The committee got back to me quickly. I was their first choice, and needed to come back and have meetings with the School of Architecture + Planning Dean Adele Santos, and possibly the provost (now MIT president) Rafael Reif, since I was such an unorthodox candidate. When I sat down to meet with Rafael in his fancy office, he gave me a bit of a "what are you doing here?" look and asked, "How can I help you?" I explained the unusual circumstance of my candidacy. He smiled and said, "Welcome to MIT!" in the warm and welcoming way he treats everyone.

As the director of the Media Lab, my job is to oversee the operations and research of the Lab. At MIT, the norm is for research labs and academic programs to be separated-like church and state-but the Media Lab is unique in that it has "its own" academic Program in Media Arts and Sciences within the School of Architecture + Planning, which is tightly linked to the research.

Since its inception, the Lab has always emphasized hands-on research: learning by doing, demoing and deploying our works rather than just publishing. The academic program is led by a faculty member, currently Pattie Maes, with whom I work very closely.

My predecessor, as well as Nicholas, the lab's founding director, both had faculty appointments. However, in my case, due to the combination of my not knowing any better and the Institute not being sure about whether I had the chops to advise students and be sufficiently academic, I was not given the faculty position when I joined.

In most cases, it didn't matter. I participated in all of the faculty meetings, and except for rare occasions, was made to feel completely empowered and supported. The only awkward moments were when I was mistakenly addressed as "Professor Ito," or after explaining my position to academics from other universities had to endure responses like, "Oh! I thought you were faculty but you're on the ADMINISTRATIVE side of the house!"

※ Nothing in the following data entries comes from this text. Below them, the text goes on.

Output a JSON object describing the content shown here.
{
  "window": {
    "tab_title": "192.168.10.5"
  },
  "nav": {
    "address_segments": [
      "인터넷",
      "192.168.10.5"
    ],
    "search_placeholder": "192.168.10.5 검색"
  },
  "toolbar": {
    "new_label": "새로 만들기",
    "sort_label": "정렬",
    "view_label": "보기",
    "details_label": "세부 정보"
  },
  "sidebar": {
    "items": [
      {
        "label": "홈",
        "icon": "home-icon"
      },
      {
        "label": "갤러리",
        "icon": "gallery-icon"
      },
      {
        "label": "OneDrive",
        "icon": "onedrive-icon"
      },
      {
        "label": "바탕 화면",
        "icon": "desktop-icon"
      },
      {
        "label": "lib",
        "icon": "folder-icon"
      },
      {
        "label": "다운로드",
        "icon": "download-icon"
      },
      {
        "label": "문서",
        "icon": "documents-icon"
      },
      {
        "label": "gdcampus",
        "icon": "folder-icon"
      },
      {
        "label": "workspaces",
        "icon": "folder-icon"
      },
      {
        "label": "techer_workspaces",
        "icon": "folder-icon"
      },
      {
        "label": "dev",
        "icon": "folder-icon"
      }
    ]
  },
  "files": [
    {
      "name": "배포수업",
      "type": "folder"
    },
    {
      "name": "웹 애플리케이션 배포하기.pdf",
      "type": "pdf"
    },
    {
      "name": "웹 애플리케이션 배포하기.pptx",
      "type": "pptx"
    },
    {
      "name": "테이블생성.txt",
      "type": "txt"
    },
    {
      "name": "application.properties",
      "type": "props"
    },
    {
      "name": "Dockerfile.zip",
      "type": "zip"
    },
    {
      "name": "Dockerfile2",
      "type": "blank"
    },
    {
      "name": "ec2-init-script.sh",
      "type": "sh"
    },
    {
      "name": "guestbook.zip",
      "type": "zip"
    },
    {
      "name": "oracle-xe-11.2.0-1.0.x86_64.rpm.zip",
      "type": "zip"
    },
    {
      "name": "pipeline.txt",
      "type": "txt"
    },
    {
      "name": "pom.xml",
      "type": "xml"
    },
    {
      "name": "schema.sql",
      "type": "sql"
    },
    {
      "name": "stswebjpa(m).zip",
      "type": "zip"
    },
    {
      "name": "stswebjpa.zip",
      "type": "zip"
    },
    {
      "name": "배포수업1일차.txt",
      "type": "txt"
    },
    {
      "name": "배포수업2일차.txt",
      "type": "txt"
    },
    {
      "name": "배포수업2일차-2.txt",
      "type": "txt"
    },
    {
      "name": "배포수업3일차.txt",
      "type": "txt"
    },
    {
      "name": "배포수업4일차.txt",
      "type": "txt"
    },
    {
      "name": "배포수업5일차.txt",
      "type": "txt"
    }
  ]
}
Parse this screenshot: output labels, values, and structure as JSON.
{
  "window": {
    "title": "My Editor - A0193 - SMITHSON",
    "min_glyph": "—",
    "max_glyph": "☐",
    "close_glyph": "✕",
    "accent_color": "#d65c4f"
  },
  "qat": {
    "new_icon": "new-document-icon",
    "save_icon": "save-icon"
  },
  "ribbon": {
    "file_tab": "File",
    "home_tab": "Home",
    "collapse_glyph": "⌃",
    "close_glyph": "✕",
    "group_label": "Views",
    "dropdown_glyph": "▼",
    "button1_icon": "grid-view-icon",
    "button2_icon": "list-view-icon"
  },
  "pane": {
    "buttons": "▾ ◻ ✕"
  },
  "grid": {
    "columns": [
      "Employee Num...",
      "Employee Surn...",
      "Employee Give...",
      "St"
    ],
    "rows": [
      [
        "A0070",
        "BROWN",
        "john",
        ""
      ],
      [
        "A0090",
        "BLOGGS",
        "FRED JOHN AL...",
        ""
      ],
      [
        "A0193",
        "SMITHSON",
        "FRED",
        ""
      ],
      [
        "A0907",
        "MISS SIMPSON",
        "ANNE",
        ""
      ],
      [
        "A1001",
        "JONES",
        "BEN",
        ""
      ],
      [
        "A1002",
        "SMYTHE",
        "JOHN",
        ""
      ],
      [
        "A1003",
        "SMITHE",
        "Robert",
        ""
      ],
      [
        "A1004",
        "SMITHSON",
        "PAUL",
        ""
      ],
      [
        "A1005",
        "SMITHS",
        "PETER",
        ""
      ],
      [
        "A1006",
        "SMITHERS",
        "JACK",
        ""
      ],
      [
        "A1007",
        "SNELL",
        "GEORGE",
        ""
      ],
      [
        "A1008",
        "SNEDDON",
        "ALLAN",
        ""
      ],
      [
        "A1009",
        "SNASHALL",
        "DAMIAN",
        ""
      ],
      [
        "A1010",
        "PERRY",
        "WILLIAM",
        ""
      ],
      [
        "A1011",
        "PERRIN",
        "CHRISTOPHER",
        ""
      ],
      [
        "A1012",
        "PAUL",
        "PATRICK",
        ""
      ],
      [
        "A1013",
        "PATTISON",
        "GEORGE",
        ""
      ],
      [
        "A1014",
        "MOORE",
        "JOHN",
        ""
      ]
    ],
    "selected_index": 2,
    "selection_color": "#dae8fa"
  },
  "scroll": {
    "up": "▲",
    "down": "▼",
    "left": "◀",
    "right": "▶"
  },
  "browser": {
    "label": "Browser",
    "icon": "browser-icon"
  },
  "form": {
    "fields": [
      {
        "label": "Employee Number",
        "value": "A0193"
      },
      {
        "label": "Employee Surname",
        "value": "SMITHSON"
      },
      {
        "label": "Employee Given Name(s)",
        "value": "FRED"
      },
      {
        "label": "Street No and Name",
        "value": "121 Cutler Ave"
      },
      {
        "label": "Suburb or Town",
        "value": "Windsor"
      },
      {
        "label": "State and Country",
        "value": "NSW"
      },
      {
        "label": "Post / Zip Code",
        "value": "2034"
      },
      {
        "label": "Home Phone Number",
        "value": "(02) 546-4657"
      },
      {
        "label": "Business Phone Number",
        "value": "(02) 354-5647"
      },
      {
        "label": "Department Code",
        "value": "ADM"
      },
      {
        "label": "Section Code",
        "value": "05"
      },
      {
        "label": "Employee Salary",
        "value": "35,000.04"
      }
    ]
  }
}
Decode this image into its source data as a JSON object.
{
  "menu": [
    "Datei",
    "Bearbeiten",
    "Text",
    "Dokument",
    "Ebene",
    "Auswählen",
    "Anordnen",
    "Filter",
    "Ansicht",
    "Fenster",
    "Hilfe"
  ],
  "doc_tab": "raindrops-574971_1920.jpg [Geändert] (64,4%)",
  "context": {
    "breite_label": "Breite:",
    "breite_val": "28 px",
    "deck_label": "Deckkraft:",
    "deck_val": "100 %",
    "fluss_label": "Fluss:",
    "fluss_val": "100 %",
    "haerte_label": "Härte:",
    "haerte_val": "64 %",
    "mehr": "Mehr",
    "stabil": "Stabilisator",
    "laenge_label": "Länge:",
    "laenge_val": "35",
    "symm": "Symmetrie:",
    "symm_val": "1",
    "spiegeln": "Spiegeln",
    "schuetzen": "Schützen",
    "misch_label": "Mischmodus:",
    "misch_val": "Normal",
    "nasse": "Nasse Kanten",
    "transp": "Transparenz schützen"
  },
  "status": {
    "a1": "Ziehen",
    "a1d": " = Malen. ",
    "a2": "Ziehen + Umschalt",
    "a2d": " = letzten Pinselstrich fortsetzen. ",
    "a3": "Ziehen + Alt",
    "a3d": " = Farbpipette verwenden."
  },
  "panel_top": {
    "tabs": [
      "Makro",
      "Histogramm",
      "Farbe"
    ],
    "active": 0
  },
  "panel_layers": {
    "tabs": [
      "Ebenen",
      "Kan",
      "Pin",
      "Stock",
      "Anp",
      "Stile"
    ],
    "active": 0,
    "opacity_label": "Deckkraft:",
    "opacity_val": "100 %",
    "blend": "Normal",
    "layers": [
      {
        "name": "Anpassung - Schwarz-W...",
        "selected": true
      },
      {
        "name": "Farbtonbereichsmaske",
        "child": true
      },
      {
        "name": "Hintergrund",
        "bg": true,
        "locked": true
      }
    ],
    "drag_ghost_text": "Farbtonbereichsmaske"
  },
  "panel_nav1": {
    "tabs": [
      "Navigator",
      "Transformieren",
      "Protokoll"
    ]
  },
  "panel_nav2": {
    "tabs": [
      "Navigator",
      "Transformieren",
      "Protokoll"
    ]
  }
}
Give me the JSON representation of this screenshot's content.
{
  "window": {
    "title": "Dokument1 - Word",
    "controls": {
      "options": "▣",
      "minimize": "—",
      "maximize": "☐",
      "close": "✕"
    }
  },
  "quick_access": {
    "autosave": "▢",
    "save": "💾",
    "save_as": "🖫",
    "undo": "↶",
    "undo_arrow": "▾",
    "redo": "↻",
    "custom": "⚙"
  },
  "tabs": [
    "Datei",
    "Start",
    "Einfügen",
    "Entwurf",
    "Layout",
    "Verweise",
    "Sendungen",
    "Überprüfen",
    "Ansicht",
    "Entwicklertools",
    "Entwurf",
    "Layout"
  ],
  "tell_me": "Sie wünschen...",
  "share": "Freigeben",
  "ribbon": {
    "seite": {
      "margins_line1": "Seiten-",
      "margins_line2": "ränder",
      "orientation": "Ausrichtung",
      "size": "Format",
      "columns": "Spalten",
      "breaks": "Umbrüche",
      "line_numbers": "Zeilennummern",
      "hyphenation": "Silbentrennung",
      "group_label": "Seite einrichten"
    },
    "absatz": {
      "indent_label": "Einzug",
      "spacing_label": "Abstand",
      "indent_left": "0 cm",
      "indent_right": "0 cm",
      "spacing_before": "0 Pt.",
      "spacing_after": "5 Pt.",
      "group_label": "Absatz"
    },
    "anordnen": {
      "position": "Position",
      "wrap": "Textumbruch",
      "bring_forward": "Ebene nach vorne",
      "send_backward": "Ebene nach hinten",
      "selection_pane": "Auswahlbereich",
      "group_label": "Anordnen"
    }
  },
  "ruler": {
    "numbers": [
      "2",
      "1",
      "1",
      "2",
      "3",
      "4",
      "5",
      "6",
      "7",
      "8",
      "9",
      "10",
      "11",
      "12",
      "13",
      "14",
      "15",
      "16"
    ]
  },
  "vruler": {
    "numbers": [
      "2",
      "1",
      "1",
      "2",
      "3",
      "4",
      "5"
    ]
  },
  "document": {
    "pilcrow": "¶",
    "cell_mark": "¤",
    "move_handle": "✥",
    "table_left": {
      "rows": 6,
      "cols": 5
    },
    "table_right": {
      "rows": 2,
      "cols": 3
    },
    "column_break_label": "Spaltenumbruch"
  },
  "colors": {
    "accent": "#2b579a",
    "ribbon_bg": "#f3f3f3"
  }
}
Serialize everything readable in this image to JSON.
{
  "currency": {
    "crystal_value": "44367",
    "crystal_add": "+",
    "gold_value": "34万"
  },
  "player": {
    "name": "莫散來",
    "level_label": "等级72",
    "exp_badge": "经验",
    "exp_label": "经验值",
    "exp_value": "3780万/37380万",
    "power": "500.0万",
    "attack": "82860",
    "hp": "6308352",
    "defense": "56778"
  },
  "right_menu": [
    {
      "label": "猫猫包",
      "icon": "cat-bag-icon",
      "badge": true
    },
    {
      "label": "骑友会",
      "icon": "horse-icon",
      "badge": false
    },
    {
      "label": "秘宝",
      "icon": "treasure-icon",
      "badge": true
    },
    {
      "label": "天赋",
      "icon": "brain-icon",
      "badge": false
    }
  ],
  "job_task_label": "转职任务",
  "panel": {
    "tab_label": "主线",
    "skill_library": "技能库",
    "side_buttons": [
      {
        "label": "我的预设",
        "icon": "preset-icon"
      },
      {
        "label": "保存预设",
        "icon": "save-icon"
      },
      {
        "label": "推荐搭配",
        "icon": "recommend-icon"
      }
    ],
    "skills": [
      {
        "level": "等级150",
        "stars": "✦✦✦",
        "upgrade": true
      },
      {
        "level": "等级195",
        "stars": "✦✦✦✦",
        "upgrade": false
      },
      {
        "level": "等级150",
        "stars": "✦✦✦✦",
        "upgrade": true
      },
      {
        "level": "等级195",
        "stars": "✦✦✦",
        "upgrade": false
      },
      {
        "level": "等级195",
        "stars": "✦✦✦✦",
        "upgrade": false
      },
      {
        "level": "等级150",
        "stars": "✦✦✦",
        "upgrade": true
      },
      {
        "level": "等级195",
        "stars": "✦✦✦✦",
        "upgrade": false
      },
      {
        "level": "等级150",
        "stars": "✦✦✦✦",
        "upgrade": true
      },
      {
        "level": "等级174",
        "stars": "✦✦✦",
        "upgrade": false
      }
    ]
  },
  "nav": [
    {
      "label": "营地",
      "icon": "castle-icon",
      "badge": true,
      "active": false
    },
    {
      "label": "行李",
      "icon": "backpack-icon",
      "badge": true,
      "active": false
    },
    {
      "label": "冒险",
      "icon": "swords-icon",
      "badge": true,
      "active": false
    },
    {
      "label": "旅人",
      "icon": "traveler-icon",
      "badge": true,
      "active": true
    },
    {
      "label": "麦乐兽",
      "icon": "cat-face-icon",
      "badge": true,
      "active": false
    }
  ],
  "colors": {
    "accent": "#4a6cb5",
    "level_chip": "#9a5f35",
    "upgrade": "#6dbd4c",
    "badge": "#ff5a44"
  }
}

So I didn't feel like I NEEDED to be a professor. When I was offered the opportunity to submit a proposal to become a professor, I wasn't sure exactly how it would help. I asked a few of my mentors and they said that it would allow me to have a life at MIT after I was no longer Lab director. Frankly, I can't imagine ever leaving my role as director of the Lab, but that was a nice option. Also, becoming a professor makes me more formally part of the Institute itself. It is a vote of confidence since it requires approval by the academic council.

I am not interested in starting my own research group, but rather have always viewed the entire Media Lab itself my "research group," as well as my passion. However, as I help start new initiatives and support faculty, from time to time, I have become more involved in thinking and doing things that require a more academic frame of mind. Lastly, I have begun to have more opinions about the academic program at the Media Lab and more broadly at MIT. Becoming a faculty member would give me a much better position from which to express these opinions.

With these thoughts in mind-and with advice from my wise mentors-I requested, and today received, appointment as a member of the MIT faculty, as a Professor of the Practice in Media Arts and Sciences.

I still remember when I used to argue with my sister, a double PhD, researcher, and faculty member, calling her "academic" as a derogatory term. I remember many people warning me when I took the role as the director of the Media Lab that I wouldn't fit in or that I'd get sick of it. I've now been at MIT approximately five years - longer than I've been at any other job - (and my sister, Mimi, is now an entrepreneur.) I feel like I've finally found my true calling and am happier than I've ever been with my work, my community and the potential for growth and impact for myself and the community in which I serve.

So thank you MIT and all of my mentors, peers, students, staff, and friends who have supported me so far. I look forward to continuing this journey to see where it goes.

I've posted the research statement that I submitted to MIT for the promotion case.

The appointment is effective July 1, 2016.